[[ Record set, beginning ]]

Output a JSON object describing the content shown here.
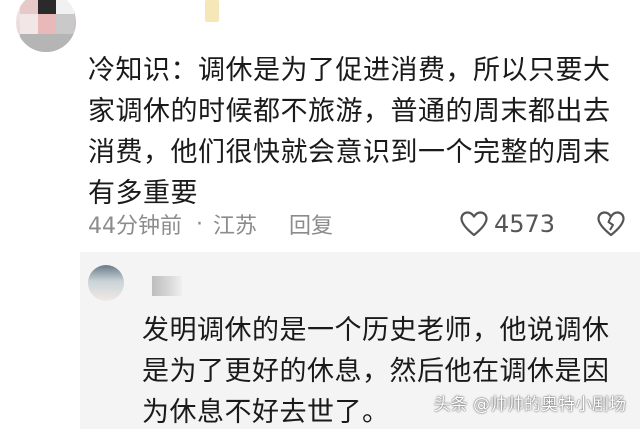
{
  "comment": {
    "text": "冷知识：调休是为了促进消费，所以只要大家调休的时候都不旅游，普通的周末都出去消费，他们很快就会意识到一个完整的周末有多重要",
    "time": "44分钟前",
    "separator": "·",
    "location": "江苏",
    "reply_label": "回复",
    "like_count": "4573",
    "like_icon": "heart-outline-icon",
    "dislike_icon": "broken-heart-icon"
  },
  "reply": {
    "text": "发明调休的是一个历史老师，他说调休是为了更好的休息，然后他在调休是因为休息不好去世了。"
  },
  "watermark": "头条 @帅帅的奥特小剧场",
  "colors": {
    "meta_gray": "#8c8c8c",
    "reply_background": "#f4f4f4"
  }
}
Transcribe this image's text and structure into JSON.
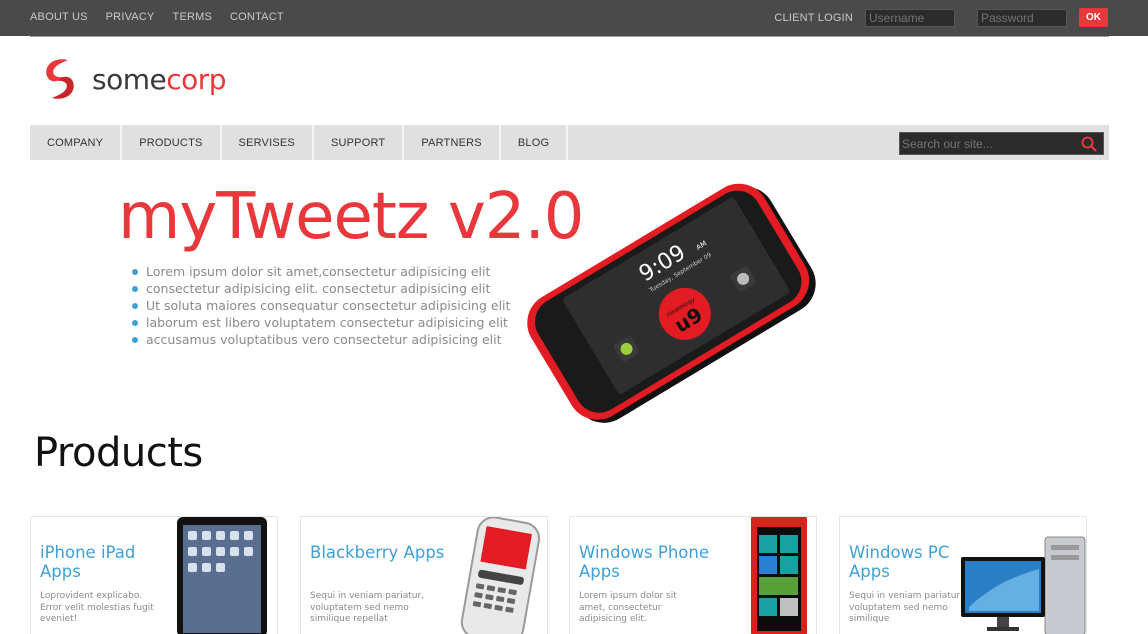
{
  "topbar": {
    "links": [
      "ABOUT US",
      "PRIVACY",
      "TERMS",
      "CONTACT"
    ],
    "client_login_label": "CLIENT LOGIN",
    "username_placeholder": "Username",
    "password_placeholder": "Password",
    "ok_label": "OK"
  },
  "logo": {
    "part1": "some",
    "part2": "corp"
  },
  "nav": {
    "items": [
      "COMPANY",
      "PRODUCTS",
      "SERVISES",
      "SUPPORT",
      "PARTNERS",
      "BLOG"
    ],
    "search_placeholder": "Search our site..."
  },
  "hero": {
    "title": "myTweetz v2.0",
    "bullets": [
      "Lorem ipsum dolor sit amet,consectetur adipisicing elit",
      "consectetur adipisicing elit. consectetur adipisicing elit",
      "Ut soluta maiores consequatur consectetur adipisicing elit",
      "laborum est libero voluptatem consectetur adipisicing elit",
      "accusamus voluptatibus vero consectetur adipisicing elit"
    ],
    "phone_time": "9:09",
    "phone_ampm": "AM",
    "phone_date": "Tuesday, September 09",
    "phone_badge": "u9",
    "phone_brand": "ninetology"
  },
  "products": {
    "title": "Products",
    "cards": [
      {
        "title": "iPhone iPad Apps",
        "desc": "Loprovident explicabo. Error velit molestias fugit eveniet!"
      },
      {
        "title": "Blackberry Apps",
        "desc": "Sequi in veniam pariatur, voluptatem sed nemo similique repellat"
      },
      {
        "title": "Windows Phone Apps",
        "desc": "Lorem ipsum dolor sit amet, consectetur adipisicing elit."
      },
      {
        "title": "Windows PC Apps",
        "desc": "Sequi in veniam pariatur, voluptatem sed nemo similique"
      }
    ]
  },
  "colors": {
    "accent": "#e8383c",
    "link_blue": "#3ea0d8",
    "topbar": "#4a4a4a",
    "nav": "#e0e0e0"
  }
}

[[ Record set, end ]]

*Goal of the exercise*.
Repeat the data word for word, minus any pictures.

*Response*.
Output a JSON object describing the content shown here.
{
  "comment": {
    "text": "冷知识：调休是为了促进消费，所以只要大家调休的时候都不旅游，普通的周末都出去消费，他们很快就会意识到一个完整的周末有多重要",
    "time": "44分钟前",
    "separator": "·",
    "location": "江苏",
    "reply_label": "回复",
    "like_count": "4573",
    "like_icon": "heart-outline-icon",
    "dislike_icon": "broken-heart-icon"
  },
  "reply": {
    "text": "发明调休的是一个历史老师，他说调休是为了更好的休息，然后他在调休是因为休息不好去世了。"
  },
  "watermark": "头条 @帅帅的奥特小剧场",
  "colors": {
    "meta_gray": "#8c8c8c",
    "reply_background": "#f4f4f4"
  }
}
Transcribe this image's text and structure into JSON.
{
  "topbar": {
    "links": [
      "ABOUT US",
      "PRIVACY",
      "TERMS",
      "CONTACT"
    ],
    "client_login_label": "CLIENT LOGIN",
    "username_placeholder": "Username",
    "password_placeholder": "Password",
    "ok_label": "OK"
  },
  "logo": {
    "part1": "some",
    "part2": "corp"
  },
  "nav": {
    "items": [
      "COMPANY",
      "PRODUCTS",
      "SERVISES",
      "SUPPORT",
      "PARTNERS",
      "BLOG"
    ],
    "search_placeholder": "Search our site..."
  },
  "hero": {
    "title": "myTweetz v2.0",
    "bullets": [
      "Lorem ipsum dolor sit amet,consectetur adipisicing elit",
      "consectetur adipisicing elit. consectetur adipisicing elit",
      "Ut soluta maiores consequatur consectetur adipisicing elit",
      "laborum est libero voluptatem consectetur adipisicing elit",
      "accusamus voluptatibus vero consectetur adipisicing elit"
    ],
    "phone_time": "9:09",
    "phone_ampm": "AM",
    "phone_date": "Tuesday, September 09",
    "phone_badge": "u9",
    "phone_brand": "ninetology"
  },
  "products": {
    "title": "Products",
    "cards": [
      {
        "title": "iPhone iPad Apps",
        "desc": "Loprovident explicabo. Error velit molestias fugit eveniet!"
      },
      {
        "title": "Blackberry Apps",
        "desc": "Sequi in veniam pariatur, voluptatem sed nemo similique repellat"
      },
      {
        "title": "Windows Phone Apps",
        "desc": "Lorem ipsum dolor sit amet, consectetur adipisicing elit."
      },
      {
        "title": "Windows PC Apps",
        "desc": "Sequi in veniam pariatur, voluptatem sed nemo similique"
      }
    ]
  },
  "colors": {
    "accent": "#e8383c",
    "link_blue": "#3ea0d8",
    "topbar": "#4a4a4a",
    "nav": "#e0e0e0"
  }
}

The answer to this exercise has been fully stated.